From the entries that follow, report every line in which "icon" occurs.

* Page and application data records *
'''

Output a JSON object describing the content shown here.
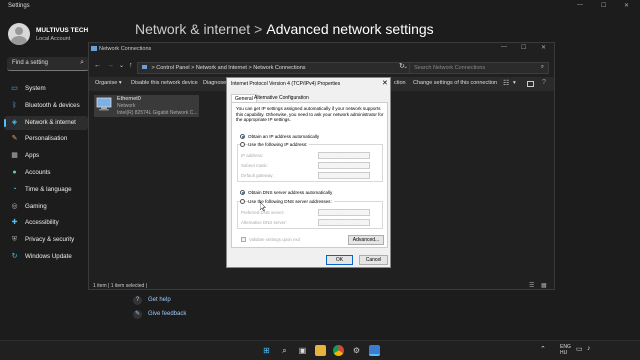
{
  "settings": {
    "window_title": "Settings",
    "account": {
      "name": "MULTIVUS TECH",
      "type": "Local Account"
    },
    "search_placeholder": "Find a setting",
    "nav": [
      {
        "label": "System",
        "icon": "system-icon"
      },
      {
        "label": "Bluetooth & devices",
        "icon": "bluetooth-icon"
      },
      {
        "label": "Network & internet",
        "icon": "wifi-icon",
        "selected": true
      },
      {
        "label": "Personalisation",
        "icon": "brush-icon"
      },
      {
        "label": "Apps",
        "icon": "apps-icon"
      },
      {
        "label": "Accounts",
        "icon": "person-icon"
      },
      {
        "label": "Time & language",
        "icon": "globe-clock-icon"
      },
      {
        "label": "Gaming",
        "icon": "gamepad-icon"
      },
      {
        "label": "Accessibility",
        "icon": "accessibility-icon"
      },
      {
        "label": "Privacy & security",
        "icon": "shield-icon"
      },
      {
        "label": "Windows Update",
        "icon": "update-icon"
      }
    ],
    "breadcrumb_parent": "Network & internet",
    "breadcrumb_sep": ">",
    "page_title": "Advanced network settings",
    "get_help": "Get help",
    "give_feedback": "Give feedback"
  },
  "network_connections": {
    "window_title": "Network Connections",
    "address_path": [
      ">",
      "Control Panel",
      ">",
      "Network and Internet",
      ">",
      "Network Connections"
    ],
    "search_placeholder": "Search Network Connections",
    "toolbar": {
      "organise": "Organise ▾",
      "disable": "Disable this network device",
      "diagnose": "Diagnose",
      "connection": "ction",
      "change_settings": "Change settings of this connection"
    },
    "adapter": {
      "name": "Ethernet0",
      "network": "Network",
      "device": "Intel(R) 82574L Gigabit Network C..."
    },
    "status_bar": "1 item   |   1 item selected   |"
  },
  "ipv4_dialog": {
    "title": "Internet Protocol Version 4 (TCP/IPv4) Properties",
    "tabs": [
      "General",
      "Alternative Configuration"
    ],
    "description": "You can get IP settings assigned automatically if your network supports this capability. Otherwise, you need to ask your network administrator for the appropriate IP settings.",
    "obtain_ip_auto": "Obtain an IP address automatically",
    "use_following_ip": "Use the following IP address:",
    "ip_address_label": "IP address:",
    "subnet_label": "Subnet mask:",
    "gateway_label": "Default gateway:",
    "obtain_dns_auto": "Obtain DNS server address automatically",
    "use_following_dns": "Use the following DNS server addresses:",
    "preferred_dns_label": "Preferred DNS server:",
    "alternative_dns_label": "Alternative DNS server:",
    "ip_placeholder": ". . .",
    "validate_label": "Validate settings upon exit",
    "advanced_button": "Advanced...",
    "ok_button": "OK",
    "cancel_button": "Cancel",
    "ip_mode": "automatic",
    "dns_mode": "automatic"
  },
  "taskbar": {
    "language": "ENG",
    "region": "HU"
  },
  "colors": {
    "accent": "#4cc2ff",
    "dialog_bg": "#f0f0f0",
    "radio_selected": "#0a64c8"
  }
}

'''

* Response to the exercise *
        "icon": "system-icon"
        "icon": "bluetooth-icon"
        "icon": "wifi-icon",
        "icon": "brush-icon"
        "icon": "apps-icon"
        "icon": "person-icon"
        "icon": "globe-clock-icon"
        "icon": "gamepad-icon"
        "icon": "accessibility-icon"
        "icon": "shield-icon"
        "icon": "update-icon"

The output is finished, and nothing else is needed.